This is a project by Faye Hammill (Strathclyde), funded by a British Academy Mid-Career Fellowship (2015).
This project reorients the study of Noël Coward from performance to print culture, revealing his place in literary history and his relationship to modernism. Today, he is firmly categorised as a popular entertainer, but during his lifetime, his career was understood in more complex terms. In press coverage, Coward's name signaled tensions between 'art' and 'entertainment', 'popular' and 'modernist,' 'sophisticated' and 'sentimental.' Similar oppositions structure his own writing, especially his contributions to newspapers and magazines, which have been ignored by previous critics. They include parodies of experimental poetry and provocative articles on modern drama. The project investigates periodical texts by and about Coward in order to explore broad questions about the impact of celebrity on cultural hierarchies, and about the way the language of value worked in the early to mid-20th century.
Activities and outputs
Research is being carried out in the Noël Coward collection at the Cadbury Research Library, University of Birmingham.
In January 2015 I gave a paper including some of my preliminary research at the Centre for the History of the Book, University of Edinburgh. The title was 'The magazine and the marvellous party.'
An article, 'Noël Coward and the Sitwells: enmity, celebrity, popularity', appeared in the Journal of Modern Literature 39.1

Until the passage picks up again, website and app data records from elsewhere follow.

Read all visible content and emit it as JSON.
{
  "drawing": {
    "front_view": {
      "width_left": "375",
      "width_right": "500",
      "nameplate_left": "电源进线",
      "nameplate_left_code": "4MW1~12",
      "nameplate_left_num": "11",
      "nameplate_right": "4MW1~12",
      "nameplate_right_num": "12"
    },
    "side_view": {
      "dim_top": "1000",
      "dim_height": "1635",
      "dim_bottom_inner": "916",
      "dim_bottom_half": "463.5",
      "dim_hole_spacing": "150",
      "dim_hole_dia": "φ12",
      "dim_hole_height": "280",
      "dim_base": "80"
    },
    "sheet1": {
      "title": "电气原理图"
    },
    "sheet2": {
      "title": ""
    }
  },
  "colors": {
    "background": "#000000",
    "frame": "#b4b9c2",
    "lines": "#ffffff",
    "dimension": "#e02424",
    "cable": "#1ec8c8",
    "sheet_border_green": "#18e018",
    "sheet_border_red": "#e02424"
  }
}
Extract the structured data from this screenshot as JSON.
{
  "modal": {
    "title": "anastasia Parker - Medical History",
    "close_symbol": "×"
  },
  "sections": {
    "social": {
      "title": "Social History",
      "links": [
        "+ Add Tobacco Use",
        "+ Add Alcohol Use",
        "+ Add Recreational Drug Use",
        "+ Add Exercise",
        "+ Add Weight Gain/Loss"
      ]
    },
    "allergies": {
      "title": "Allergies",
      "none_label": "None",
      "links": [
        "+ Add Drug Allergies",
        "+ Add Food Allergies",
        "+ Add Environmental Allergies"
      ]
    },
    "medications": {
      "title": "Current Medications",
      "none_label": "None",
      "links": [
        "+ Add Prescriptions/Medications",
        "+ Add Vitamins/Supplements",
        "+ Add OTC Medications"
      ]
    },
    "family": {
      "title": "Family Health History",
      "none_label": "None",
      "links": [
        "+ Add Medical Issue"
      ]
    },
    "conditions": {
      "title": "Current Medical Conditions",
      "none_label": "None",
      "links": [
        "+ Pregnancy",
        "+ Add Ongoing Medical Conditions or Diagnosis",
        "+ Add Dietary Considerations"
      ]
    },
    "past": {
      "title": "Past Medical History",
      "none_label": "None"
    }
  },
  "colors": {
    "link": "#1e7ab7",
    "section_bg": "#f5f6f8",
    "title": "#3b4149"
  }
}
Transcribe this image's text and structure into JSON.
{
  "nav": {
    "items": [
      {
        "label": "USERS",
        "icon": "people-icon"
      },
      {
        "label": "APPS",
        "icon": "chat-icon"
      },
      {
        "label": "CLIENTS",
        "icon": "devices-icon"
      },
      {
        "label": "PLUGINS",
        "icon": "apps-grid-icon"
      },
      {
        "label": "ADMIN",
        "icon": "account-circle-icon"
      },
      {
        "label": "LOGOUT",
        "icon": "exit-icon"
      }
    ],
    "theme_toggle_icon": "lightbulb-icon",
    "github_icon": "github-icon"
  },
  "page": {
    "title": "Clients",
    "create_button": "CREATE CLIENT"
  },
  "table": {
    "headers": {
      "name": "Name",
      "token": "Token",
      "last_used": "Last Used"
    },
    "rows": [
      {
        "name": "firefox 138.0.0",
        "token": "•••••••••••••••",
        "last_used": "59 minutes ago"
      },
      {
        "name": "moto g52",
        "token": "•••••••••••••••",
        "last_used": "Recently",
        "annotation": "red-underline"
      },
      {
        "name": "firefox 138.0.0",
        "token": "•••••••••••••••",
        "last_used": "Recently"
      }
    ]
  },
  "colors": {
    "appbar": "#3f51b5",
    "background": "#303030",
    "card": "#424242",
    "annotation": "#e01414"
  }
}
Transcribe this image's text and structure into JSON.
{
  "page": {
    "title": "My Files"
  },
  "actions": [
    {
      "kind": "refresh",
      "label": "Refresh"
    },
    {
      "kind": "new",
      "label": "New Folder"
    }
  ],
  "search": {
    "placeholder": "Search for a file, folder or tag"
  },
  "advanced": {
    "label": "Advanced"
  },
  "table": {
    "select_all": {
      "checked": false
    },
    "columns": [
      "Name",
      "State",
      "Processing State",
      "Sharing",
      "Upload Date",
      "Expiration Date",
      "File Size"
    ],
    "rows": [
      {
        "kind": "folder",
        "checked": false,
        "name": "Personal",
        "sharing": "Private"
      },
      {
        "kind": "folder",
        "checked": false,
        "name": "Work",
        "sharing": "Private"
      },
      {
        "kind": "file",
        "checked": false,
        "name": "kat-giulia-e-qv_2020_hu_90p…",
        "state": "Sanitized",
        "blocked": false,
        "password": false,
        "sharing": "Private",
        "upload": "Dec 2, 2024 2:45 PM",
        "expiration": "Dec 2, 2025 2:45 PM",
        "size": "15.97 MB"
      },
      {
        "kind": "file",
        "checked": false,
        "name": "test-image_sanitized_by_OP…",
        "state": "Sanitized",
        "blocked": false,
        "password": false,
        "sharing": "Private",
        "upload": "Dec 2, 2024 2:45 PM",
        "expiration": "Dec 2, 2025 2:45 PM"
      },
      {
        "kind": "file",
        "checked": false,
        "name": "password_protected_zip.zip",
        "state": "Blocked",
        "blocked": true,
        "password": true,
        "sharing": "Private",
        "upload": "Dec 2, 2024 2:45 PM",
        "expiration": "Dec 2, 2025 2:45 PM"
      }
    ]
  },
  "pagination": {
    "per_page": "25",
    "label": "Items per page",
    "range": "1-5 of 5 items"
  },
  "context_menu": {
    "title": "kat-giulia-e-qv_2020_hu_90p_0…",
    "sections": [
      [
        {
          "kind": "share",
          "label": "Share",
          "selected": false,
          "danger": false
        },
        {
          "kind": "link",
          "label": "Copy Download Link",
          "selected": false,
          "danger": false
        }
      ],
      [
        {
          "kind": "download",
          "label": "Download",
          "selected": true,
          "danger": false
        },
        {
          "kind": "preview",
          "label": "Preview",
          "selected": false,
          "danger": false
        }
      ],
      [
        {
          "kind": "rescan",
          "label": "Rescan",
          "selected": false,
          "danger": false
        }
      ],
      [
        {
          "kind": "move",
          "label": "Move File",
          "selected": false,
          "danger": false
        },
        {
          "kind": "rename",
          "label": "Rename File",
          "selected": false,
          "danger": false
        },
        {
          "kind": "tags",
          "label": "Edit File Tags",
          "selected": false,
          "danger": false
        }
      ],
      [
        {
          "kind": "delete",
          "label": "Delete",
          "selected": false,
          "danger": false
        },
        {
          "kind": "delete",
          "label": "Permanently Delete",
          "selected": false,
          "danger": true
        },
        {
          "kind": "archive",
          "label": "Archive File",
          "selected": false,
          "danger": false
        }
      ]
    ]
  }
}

A short piece on Coward and the Sitwells is in the Summer 2015 edition of Home Chat, published by The Noël Coward Society.
I gave a public lecture on 'Noël Coward and Transatlantic Style' in Birmingham on 15 October 2015. This was in association with the exhibition 'Noël Coward: An Entertainer Abroad' and with the Book to the Future festival. Noël Coward: An Entertainer Abroad is accompanied by an online exhibition curated by Lucy Mounfield.
At the Modernist Studies Association annual conference (Boston, November 2015) I co-organised a seminar on 'Print culture and popularity' with Professor Mark Hussey.
An article entitled "Noël Coward, Rebecca West, and the Modernist Scene" has appeared in Modernist Cultures (2016).
My earlier presentations on Coward have included three conference keynotes:
Brock University. Keynote lecture at the Association for Canadian College and University Teachers of English (ACCUTE), Congress of the Humanities and Social Sciences, Canada. May 2014. Paper title: 'Sophistication, Modernism, Entertainment.'
New York University. 'Rebecca West: Celebrity, Publicity, Memory.' Conference of the International Rebecca West Society. Sept 2013. Paper title: 'MY DEAR THE PEOPLE WE SHOULD HAVE BEEN SEEN DEAD WITH: Rebecca West and Noel Coward.'
University of Wollongong, Australia. "Literary Fame: Then and Now" symposium. Feb 2012. Paper title:'Noël Coward, the Sitwells and the middlebrow.'